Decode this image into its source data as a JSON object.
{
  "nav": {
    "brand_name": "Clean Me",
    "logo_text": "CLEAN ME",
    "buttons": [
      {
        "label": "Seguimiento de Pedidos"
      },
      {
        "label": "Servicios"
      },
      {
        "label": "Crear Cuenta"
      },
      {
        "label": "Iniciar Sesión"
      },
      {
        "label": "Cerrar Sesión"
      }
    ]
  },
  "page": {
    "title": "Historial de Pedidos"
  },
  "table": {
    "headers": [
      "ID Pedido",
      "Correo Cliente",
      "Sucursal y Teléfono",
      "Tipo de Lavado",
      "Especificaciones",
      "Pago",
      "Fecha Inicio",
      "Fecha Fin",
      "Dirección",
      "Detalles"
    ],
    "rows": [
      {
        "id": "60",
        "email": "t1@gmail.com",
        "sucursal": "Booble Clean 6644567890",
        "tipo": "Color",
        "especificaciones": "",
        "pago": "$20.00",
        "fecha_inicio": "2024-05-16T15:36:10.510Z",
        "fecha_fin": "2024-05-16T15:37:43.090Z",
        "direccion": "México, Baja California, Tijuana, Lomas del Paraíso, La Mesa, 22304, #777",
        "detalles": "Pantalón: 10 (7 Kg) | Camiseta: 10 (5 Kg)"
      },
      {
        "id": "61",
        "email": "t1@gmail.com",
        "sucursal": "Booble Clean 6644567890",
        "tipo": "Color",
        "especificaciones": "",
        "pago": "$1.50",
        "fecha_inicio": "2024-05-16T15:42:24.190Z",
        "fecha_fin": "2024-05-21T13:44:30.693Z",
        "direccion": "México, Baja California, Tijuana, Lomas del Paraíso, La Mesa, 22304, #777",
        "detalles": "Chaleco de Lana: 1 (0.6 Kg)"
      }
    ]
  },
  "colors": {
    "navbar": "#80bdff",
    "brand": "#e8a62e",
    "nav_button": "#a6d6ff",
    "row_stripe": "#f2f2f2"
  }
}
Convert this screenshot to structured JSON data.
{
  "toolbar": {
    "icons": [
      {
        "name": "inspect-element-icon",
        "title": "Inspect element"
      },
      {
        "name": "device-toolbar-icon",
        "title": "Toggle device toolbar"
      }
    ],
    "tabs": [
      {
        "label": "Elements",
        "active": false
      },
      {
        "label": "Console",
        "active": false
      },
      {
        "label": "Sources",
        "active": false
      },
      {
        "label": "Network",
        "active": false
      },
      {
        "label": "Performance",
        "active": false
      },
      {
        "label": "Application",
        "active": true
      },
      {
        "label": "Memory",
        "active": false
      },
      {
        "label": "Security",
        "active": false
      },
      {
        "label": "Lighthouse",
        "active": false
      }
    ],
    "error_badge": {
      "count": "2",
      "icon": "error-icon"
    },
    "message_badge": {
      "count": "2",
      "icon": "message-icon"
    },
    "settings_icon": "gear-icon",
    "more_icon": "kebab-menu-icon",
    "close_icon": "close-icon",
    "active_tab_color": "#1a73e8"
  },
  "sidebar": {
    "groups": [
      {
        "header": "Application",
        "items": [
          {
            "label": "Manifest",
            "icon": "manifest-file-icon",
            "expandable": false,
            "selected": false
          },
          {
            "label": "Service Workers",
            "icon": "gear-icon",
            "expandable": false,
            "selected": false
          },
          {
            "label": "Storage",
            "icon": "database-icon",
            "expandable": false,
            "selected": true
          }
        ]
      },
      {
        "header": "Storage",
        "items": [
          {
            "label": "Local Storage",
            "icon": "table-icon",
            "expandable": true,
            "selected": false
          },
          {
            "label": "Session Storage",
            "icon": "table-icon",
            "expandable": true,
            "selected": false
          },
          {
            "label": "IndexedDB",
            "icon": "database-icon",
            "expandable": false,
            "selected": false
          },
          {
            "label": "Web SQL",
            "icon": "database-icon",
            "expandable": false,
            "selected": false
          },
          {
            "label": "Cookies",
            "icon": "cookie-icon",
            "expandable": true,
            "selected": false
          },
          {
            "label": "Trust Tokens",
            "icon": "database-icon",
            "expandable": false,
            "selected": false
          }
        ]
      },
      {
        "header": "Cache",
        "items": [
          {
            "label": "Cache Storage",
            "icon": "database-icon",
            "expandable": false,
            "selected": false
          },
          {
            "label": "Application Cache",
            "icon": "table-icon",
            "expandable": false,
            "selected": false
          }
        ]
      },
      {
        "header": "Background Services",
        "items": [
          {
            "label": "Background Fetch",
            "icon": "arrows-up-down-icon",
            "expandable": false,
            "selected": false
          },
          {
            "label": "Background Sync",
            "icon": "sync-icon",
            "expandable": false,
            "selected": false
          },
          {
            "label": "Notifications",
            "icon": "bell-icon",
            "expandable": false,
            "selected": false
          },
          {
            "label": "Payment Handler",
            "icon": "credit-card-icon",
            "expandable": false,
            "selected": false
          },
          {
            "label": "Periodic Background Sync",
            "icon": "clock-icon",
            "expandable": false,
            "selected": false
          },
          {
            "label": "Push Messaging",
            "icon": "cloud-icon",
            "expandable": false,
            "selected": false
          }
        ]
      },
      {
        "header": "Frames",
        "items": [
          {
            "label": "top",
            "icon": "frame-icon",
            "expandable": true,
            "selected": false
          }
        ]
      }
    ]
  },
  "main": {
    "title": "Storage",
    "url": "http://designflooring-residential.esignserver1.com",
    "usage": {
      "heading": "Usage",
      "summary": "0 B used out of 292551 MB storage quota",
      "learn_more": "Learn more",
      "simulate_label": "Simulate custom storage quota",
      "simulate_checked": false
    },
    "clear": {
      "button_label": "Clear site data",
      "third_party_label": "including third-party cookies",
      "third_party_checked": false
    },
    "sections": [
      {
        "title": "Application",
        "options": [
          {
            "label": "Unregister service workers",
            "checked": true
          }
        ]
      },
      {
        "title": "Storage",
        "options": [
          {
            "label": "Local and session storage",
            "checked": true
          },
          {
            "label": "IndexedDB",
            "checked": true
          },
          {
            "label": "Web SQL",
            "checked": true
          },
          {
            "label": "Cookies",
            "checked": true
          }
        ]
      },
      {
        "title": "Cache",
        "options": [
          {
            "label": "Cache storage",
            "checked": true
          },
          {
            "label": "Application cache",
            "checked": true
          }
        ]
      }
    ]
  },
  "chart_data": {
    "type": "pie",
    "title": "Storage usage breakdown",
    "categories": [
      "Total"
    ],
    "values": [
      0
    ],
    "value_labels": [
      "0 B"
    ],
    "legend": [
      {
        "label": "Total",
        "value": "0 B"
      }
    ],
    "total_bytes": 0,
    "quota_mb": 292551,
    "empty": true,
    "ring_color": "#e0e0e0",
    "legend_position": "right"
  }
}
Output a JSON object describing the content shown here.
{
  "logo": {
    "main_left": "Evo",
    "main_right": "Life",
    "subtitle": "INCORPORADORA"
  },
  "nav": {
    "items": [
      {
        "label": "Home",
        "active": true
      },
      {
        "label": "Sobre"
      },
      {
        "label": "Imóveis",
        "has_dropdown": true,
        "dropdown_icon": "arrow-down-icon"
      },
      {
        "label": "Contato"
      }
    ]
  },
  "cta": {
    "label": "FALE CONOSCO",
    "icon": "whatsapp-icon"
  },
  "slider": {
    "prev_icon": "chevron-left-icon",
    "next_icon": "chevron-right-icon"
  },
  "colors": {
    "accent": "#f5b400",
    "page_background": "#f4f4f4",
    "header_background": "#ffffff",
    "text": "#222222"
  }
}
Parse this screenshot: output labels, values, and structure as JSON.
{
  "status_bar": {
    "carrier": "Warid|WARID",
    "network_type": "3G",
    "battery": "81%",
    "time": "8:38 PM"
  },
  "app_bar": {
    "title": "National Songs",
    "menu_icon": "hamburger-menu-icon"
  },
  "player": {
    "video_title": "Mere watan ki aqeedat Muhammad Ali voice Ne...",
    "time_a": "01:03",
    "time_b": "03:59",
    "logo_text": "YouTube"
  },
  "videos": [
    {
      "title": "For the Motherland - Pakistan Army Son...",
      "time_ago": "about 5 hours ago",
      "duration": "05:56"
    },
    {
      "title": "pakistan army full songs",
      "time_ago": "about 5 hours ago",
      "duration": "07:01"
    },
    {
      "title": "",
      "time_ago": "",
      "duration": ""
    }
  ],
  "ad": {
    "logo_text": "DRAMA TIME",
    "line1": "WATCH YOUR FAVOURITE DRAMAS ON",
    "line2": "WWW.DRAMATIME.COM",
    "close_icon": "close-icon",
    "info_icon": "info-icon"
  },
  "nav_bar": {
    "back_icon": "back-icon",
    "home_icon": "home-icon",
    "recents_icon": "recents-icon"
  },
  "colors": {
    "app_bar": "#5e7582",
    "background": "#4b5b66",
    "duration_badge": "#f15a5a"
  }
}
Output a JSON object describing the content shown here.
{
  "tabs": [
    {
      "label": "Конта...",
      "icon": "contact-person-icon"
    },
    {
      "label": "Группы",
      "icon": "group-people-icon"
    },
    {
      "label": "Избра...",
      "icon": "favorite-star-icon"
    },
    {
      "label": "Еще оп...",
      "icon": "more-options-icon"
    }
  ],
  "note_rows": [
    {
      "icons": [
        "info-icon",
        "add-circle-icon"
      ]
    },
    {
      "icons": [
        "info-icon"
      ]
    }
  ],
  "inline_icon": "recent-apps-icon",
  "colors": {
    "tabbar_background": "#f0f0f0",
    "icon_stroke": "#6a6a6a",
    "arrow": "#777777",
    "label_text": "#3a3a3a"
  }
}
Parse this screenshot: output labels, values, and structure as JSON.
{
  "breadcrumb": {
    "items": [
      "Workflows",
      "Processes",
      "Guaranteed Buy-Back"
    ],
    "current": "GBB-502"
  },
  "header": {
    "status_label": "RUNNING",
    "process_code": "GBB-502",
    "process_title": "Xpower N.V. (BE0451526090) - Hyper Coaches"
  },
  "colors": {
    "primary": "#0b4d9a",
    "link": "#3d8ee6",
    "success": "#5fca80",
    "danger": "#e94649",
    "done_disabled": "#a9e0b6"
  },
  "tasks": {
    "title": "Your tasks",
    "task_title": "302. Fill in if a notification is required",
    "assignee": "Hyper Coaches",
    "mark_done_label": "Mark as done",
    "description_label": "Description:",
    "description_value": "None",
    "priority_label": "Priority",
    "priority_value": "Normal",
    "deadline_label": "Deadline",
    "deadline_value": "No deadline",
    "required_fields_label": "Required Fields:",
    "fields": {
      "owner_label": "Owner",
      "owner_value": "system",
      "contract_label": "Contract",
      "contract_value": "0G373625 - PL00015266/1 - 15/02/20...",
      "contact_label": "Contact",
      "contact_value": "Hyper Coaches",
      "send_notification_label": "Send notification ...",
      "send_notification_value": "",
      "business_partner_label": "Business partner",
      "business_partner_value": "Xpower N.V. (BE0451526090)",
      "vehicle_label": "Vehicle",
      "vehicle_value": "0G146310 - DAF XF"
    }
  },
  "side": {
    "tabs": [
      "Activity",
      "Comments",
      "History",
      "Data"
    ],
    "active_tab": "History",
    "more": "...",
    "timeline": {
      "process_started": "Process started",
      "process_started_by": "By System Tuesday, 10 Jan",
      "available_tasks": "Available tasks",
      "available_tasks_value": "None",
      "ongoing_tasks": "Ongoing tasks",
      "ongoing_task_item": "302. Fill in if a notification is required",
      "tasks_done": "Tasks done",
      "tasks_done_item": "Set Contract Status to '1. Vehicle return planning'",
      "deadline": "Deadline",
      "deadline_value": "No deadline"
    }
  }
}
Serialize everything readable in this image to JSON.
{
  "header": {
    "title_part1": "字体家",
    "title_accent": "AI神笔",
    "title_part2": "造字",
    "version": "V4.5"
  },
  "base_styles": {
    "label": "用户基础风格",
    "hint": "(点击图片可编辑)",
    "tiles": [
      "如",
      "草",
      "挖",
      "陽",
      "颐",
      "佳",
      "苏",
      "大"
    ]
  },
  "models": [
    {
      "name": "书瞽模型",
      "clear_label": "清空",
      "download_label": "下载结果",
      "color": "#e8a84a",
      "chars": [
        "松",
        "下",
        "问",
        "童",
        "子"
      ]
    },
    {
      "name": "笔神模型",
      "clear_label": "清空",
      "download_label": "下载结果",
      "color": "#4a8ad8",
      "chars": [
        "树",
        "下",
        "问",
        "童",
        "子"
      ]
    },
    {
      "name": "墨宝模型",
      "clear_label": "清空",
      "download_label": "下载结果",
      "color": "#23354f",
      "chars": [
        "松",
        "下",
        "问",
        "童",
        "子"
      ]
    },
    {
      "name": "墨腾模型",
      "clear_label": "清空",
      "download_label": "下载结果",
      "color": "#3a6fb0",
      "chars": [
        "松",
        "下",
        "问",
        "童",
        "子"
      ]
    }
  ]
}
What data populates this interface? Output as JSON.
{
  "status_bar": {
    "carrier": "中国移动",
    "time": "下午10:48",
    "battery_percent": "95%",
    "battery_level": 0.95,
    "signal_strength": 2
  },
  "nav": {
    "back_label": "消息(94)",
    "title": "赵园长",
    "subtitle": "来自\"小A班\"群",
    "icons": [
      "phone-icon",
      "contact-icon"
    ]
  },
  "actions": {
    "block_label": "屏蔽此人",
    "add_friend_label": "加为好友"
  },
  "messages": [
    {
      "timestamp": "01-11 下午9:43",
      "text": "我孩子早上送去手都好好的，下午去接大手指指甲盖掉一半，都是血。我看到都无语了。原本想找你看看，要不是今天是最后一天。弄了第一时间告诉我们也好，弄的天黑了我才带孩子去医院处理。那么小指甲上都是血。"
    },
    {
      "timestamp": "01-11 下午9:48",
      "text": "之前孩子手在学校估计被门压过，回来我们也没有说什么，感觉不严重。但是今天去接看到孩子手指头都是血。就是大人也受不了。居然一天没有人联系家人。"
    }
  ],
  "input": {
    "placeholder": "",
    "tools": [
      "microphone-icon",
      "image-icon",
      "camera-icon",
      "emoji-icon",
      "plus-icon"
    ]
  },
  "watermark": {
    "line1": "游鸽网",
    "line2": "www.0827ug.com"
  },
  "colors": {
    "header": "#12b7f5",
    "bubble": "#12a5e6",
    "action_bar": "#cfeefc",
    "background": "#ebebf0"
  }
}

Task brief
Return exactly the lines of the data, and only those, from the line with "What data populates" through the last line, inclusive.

Solution to this problem
What data populates this interface? Output as JSON.
{
  "status_bar": {
    "carrier": "中国移动",
    "time": "下午10:48",
    "battery_percent": "95%",
    "battery_level": 0.95,
    "signal_strength": 2
  },
  "nav": {
    "back_label": "消息(94)",
    "title": "赵园长",
    "subtitle": "来自\"小A班\"群",
    "icons": [
      "phone-icon",
      "contact-icon"
    ]
  },
  "actions": {
    "block_label": "屏蔽此人",
    "add_friend_label": "加为好友"
  },
  "messages": [
    {
      "timestamp": "01-11 下午9:43",
      "text": "我孩子早上送去手都好好的，下午去接大手指指甲盖掉一半，都是血。我看到都无语了。原本想找你看看，要不是今天是最后一天。弄了第一时间告诉我们也好，弄的天黑了我才带孩子去医院处理。那么小指甲上都是血。"
    },
    {
      "timestamp": "01-11 下午9:48",
      "text": "之前孩子手在学校估计被门压过，回来我们也没有说什么，感觉不严重。但是今天去接看到孩子手指头都是血。就是大人也受不了。居然一天没有人联系家人。"
    }
  ],
  "input": {
    "placeholder": "",
    "tools": [
      "microphone-icon",
      "image-icon",
      "camera-icon",
      "emoji-icon",
      "plus-icon"
    ]
  },
  "watermark": {
    "line1": "游鸽网",
    "line2": "www.0827ug.com"
  },
  "colors": {
    "header": "#12b7f5",
    "bubble": "#12a5e6",
    "action_bar": "#cfeefc",
    "background": "#ebebf0"
  }
}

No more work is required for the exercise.